# RECORDS FOR THE TASK:
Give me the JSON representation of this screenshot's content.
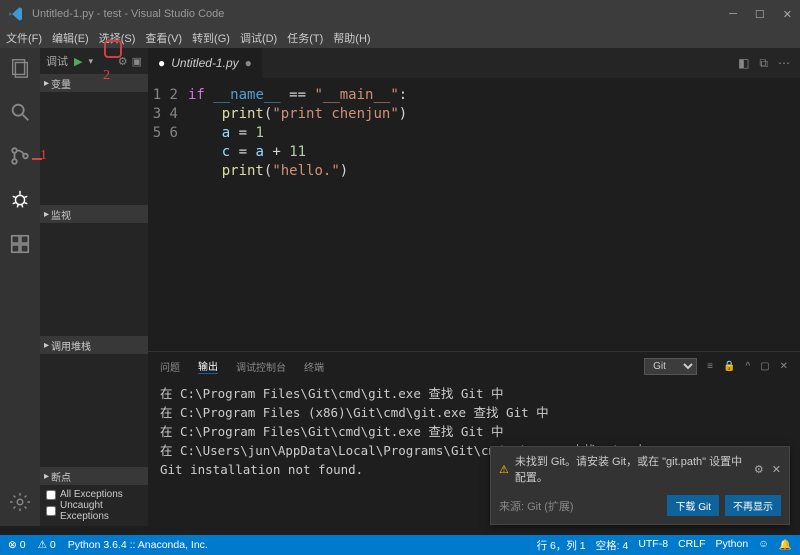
{
  "titlebar": {
    "title": "Untitled-1.py - test - Visual Studio Code"
  },
  "menubar": [
    "文件(F)",
    "编辑(E)",
    "选择(S)",
    "查看(V)",
    "转到(G)",
    "调试(D)",
    "任务(T)",
    "帮助(H)"
  ],
  "annotations": {
    "one": "1",
    "two": "2"
  },
  "sidebar": {
    "header": "调试",
    "sections": {
      "variables": "变量",
      "watch": "监视",
      "callstack": "调用堆栈",
      "breakpoints": "断点"
    },
    "breakpoints": {
      "all": "All Exceptions",
      "uncaught": "Uncaught Exceptions"
    }
  },
  "tabs": {
    "active": "Untitled-1.py"
  },
  "code": {
    "lines": [
      {
        "n": "1",
        "html": "<span class='kw'>if</span> <span class='py'>__name__</span> <span class='op'>==</span> <span class='str'>\"__main__\"</span><span class='op'>:</span>"
      },
      {
        "n": "2",
        "html": "    <span class='fn'>print</span><span class='op'>(</span><span class='str'>\"print chenjun\"</span><span class='op'>)</span>"
      },
      {
        "n": "3",
        "html": "    <span class='nm'>a</span> <span class='op'>=</span> <span class='num'>1</span>"
      },
      {
        "n": "4",
        "html": "    <span class='nm'>c</span> <span class='op'>=</span> <span class='nm'>a</span> <span class='op'>+</span> <span class='num'>11</span>"
      },
      {
        "n": "5",
        "html": "    <span class='fn'>print</span><span class='op'>(</span><span class='str'>\"hello.\"</span><span class='op'>)</span>"
      },
      {
        "n": "6",
        "html": ""
      }
    ]
  },
  "panel": {
    "tabs": {
      "problems": "问题",
      "output": "输出",
      "debugconsole": "调试控制台",
      "terminal": "终端"
    },
    "channel": "Git",
    "body": "在 C:\\Program Files\\Git\\cmd\\git.exe 查找 Git 中\n在 C:\\Program Files (x86)\\Git\\cmd\\git.exe 查找 Git 中\n在 C:\\Program Files\\Git\\cmd\\git.exe 查找 Git 中\n在 C:\\Users\\jun\\AppData\\Local\\Programs\\Git\\cmd\\git.exe 查找 Git 中\nGit installation not found."
  },
  "notification": {
    "text": "未找到 Git。请安装 Git，或在 \"git.path\" 设置中配置。",
    "source": "来源: Git (扩展)",
    "btn1": "下载 Git",
    "btn2": "不再显示"
  },
  "statusbar": {
    "left": {
      "errors": "⊗ 0",
      "warnings": "⚠ 0",
      "python": "Python 3.6.4 :: Anaconda, Inc."
    },
    "right": {
      "cursor": "行 6，列 1",
      "spaces": "空格: 4",
      "encoding": "UTF-8",
      "eol": "CRLF",
      "lang": "Python",
      "feedback": "☺",
      "bell": "🔔"
    }
  }
}
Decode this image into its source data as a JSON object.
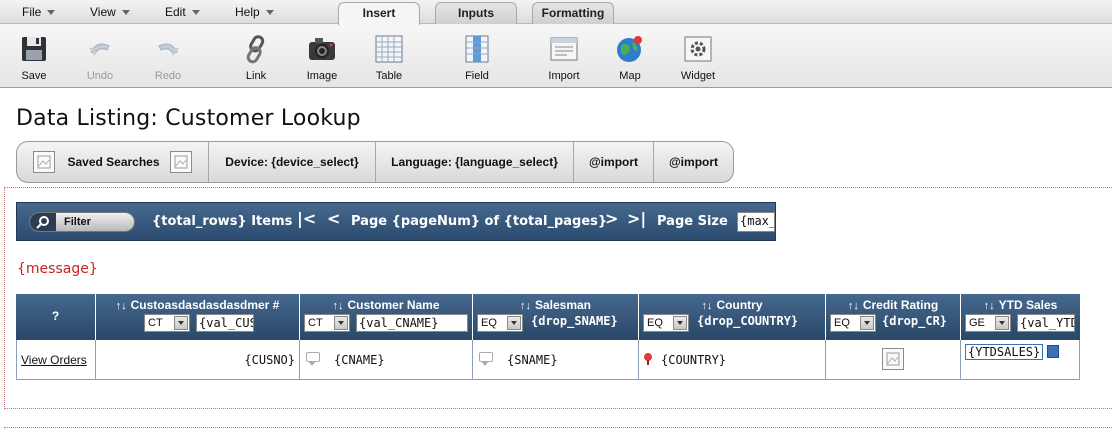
{
  "menu": [
    "File",
    "View",
    "Edit",
    "Help"
  ],
  "tabs": [
    "Insert",
    "Inputs",
    "Formatting"
  ],
  "active_tab": "Insert",
  "ribbon": {
    "save": "Save",
    "undo": "Undo",
    "redo": "Redo",
    "link": "Link",
    "image": "Image",
    "table": "Table",
    "field": "Field",
    "import": "Import",
    "map": "Map",
    "widget": "Widget"
  },
  "page_title": "Data Listing: Customer Lookup",
  "toolbar": {
    "saved_searches": "Saved Searches",
    "device": "Device: {device_select}",
    "language": "Language: {language_select}",
    "import1": "@import",
    "import2": "@import"
  },
  "filter_bar": {
    "filter_label": "Filter",
    "items": "{total_rows} Items",
    "first": "|<",
    "prev": "<",
    "page_text": "Page {pageNum} of {total_pages}",
    "next": ">",
    "last": ">|",
    "page_size_label": "Page Size",
    "page_size_value": "{max_"
  },
  "message": "{message}",
  "table": {
    "sort_glyph": "↑↓",
    "headers": [
      {
        "title": "?",
        "op": "",
        "value": ""
      },
      {
        "title": "Custoasdasdasdasdmer #",
        "op": "CT",
        "value": "{val_CUS"
      },
      {
        "title": "Customer Name",
        "op": "CT",
        "value": "{val_CNAME}"
      },
      {
        "title": "Salesman",
        "op": "EQ",
        "value": "{drop_SNAME}"
      },
      {
        "title": "Country",
        "op": "EQ",
        "value": "{drop_COUNTRY}"
      },
      {
        "title": "Credit Rating",
        "op": "EQ",
        "value": "{drop_CR}"
      },
      {
        "title": "YTD Sales",
        "op": "GE",
        "value": "{val_YTD"
      }
    ],
    "row": {
      "link": "View Orders",
      "cusno": "{CUSNO}",
      "cname": "{CNAME}",
      "sname": "{SNAME}",
      "country": "{COUNTRY}",
      "ytdsales": "{YTDSALES}"
    }
  }
}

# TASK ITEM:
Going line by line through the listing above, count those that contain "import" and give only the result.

# TASK RESPONSE:
3